Because everyone from college is now having babies or thinking about having babies or thinking about NOT having babies -- in other words, going through their late 20s and early 30s -- the Grinnellians started talking about baby names the other day. Specifically, Secret Future Baby Names, those names you hold close to your heart for future children, names that are so beautiful and perfect that merely uttering them aloud would certainly spark a tsunami of babies with the same name. Secret Future Baby Names must be kept secret, or they run the risk or becoming the next Hannah, Madison, Emma, or Nevaeh:
So then we were talking about our favorite secret baby names that have been RUINED by popularity or pop culture or whatever, and the lovely Sarah Aswell posted a link to this site, which generates bar graphs showing name popularity.
God, I love bar graphs.
So obviously, the first thing you do is search for your own name:
Mmm-hmm. Interesting. Looks like there were only about 2,000 Mollys the year I was born. Then there's some sort of weird spike around 1991, which I'll attribute to all the women who loved John Hughes movies as teenagers hitting their twenties and having babies. Still, the Molly trend isn't nearly as big as I'd feared, which is fantastic. I like being the only Molly people know. I was always the only Molly in school until my junior year of high school, when suddenly there were THREE Mollys in the freshman class.

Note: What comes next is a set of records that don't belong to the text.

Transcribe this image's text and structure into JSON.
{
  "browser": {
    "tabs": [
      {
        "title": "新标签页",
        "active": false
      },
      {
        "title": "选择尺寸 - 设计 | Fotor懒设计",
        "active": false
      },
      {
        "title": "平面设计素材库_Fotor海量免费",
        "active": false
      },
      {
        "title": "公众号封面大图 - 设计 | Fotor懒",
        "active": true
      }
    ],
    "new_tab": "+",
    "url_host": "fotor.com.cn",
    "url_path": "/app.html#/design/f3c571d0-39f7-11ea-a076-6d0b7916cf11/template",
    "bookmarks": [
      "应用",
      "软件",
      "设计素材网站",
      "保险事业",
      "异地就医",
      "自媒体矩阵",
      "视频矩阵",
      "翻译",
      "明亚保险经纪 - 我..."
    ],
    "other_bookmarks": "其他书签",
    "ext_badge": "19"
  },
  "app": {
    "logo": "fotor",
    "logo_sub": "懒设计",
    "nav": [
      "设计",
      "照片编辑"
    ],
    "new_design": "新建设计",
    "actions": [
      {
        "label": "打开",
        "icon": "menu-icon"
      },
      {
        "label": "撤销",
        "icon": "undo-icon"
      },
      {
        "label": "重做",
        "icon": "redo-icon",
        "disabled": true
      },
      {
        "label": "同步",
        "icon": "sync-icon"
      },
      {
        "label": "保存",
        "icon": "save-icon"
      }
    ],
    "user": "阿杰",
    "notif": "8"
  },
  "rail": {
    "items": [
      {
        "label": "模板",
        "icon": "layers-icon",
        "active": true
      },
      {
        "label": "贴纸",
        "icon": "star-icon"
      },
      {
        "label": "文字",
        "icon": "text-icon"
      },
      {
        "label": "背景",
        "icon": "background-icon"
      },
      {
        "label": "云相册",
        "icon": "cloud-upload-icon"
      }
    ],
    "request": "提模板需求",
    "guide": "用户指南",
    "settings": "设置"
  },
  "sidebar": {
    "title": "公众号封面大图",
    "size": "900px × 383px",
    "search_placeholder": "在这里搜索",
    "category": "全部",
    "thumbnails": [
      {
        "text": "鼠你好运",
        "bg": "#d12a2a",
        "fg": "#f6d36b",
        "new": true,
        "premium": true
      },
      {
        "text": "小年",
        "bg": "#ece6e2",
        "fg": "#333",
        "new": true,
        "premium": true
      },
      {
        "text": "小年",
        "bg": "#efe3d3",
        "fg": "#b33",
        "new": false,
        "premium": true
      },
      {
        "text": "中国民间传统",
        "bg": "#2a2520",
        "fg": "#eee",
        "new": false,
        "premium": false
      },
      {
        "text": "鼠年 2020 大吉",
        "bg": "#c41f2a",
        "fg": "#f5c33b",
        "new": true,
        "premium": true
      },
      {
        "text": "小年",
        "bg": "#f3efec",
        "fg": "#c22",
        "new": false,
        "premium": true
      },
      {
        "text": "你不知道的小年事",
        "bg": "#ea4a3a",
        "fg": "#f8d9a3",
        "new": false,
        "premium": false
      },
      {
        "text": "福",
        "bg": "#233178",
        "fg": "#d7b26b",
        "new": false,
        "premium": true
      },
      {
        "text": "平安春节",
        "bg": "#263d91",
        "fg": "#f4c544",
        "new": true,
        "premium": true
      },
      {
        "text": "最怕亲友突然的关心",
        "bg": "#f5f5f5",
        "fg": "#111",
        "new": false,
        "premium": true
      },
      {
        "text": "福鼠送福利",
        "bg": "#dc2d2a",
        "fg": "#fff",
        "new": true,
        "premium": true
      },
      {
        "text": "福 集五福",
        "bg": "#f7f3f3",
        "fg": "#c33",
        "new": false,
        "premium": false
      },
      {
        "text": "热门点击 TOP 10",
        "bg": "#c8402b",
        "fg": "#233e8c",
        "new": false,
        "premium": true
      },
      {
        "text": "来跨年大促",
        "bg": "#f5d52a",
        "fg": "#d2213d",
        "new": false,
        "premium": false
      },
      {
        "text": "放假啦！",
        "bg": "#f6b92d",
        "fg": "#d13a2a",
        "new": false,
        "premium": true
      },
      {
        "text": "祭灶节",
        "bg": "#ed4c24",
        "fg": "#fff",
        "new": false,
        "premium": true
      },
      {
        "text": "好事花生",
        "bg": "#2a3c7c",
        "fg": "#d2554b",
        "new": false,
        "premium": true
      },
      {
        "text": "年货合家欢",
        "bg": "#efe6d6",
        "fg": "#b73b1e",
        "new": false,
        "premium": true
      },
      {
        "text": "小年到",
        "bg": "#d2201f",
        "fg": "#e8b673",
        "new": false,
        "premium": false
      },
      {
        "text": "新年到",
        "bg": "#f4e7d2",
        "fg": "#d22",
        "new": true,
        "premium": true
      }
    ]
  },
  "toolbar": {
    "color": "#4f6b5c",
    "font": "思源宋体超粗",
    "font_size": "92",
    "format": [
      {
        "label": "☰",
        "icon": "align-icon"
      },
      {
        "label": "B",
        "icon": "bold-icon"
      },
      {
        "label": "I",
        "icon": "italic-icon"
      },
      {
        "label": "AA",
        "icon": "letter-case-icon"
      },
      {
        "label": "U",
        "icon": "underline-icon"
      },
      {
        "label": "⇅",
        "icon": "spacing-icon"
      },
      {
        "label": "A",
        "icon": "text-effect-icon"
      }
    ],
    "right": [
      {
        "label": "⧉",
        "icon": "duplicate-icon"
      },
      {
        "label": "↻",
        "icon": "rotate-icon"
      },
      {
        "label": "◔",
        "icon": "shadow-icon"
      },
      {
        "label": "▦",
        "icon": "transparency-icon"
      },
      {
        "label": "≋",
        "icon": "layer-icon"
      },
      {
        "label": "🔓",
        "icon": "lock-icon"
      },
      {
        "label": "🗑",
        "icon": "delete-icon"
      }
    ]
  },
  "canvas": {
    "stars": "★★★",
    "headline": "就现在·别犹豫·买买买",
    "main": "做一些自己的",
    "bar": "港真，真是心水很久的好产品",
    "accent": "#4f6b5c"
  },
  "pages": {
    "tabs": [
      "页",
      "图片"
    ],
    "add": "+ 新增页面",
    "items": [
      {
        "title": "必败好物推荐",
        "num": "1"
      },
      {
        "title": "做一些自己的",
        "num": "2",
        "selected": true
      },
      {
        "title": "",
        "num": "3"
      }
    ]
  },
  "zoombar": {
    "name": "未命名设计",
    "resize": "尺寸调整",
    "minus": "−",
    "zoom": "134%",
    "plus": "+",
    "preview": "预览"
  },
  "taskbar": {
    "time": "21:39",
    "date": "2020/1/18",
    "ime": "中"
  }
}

I numbered them and announced to each of them that they would be known as Molly #2, #3, and #4 henceforth. I, of course, was Molly #1.
Except... I'm not actually a Molly on the Census, I'm a Mary.
It looks like a boa who swallowed an elephant. Anyway, whew! Glad I wasn't born between 1920 and 1960! How embarrassing to be one of 70,000+ other Marys! No, I was born in the Carter administration, and there were only like 10,000 of us that year! That's practically zero!
Comparing the two, it's clear that no matter how much I worried about the growing popularity of Molly in the 90s, I'm still more unusual as a Molly than as a Mary. Especially considering how much time I spend hanging out in nursing homes.
The next one is for those of you who grew up in the 70s and 80s:
Yep. That about sums up third grade, Jenny L, Jenny B, Jenny S, Jennie W, Jennifer L, and Jennifer B.
Finally, my niece's name, Elodie:
Twenty-two? Twenty-two Elodies, total, between 1880 and 2006?
So I guess there's good reason I had never heard this name until the day after she was born, when I got an email from my step-mother announcing Elodie's birth. "Elodie Esmee Cummins born October 21, 7 pounds 5 ounces!" My first thought was: "So... I can tell people I'm related to ee cummins?" It wasn't until I talked to Sally that I even knew how to pronounce it. Ay-lo-dee? Ell-uh-dee? (Most people use the second pronunciation, but her father uses the first. Elodie herself says "Ell-dee-dee.") (Have I mentioned that she's COMPLETELY ADORABLE? Not that I'm biased, of course.)
Anyhow, the name quickly grew on me, and now I think it's kind of perfect: absolutely unique, but not too weird or hard to say. It's just like Melody, without the M. Easy.
And yes, I looked up my Secret Future Baby Name. The bar graph would blow your mind. You can search for it yourself, as soon as I print up the birth announcements for Future Baby Backes....
...in about ten years.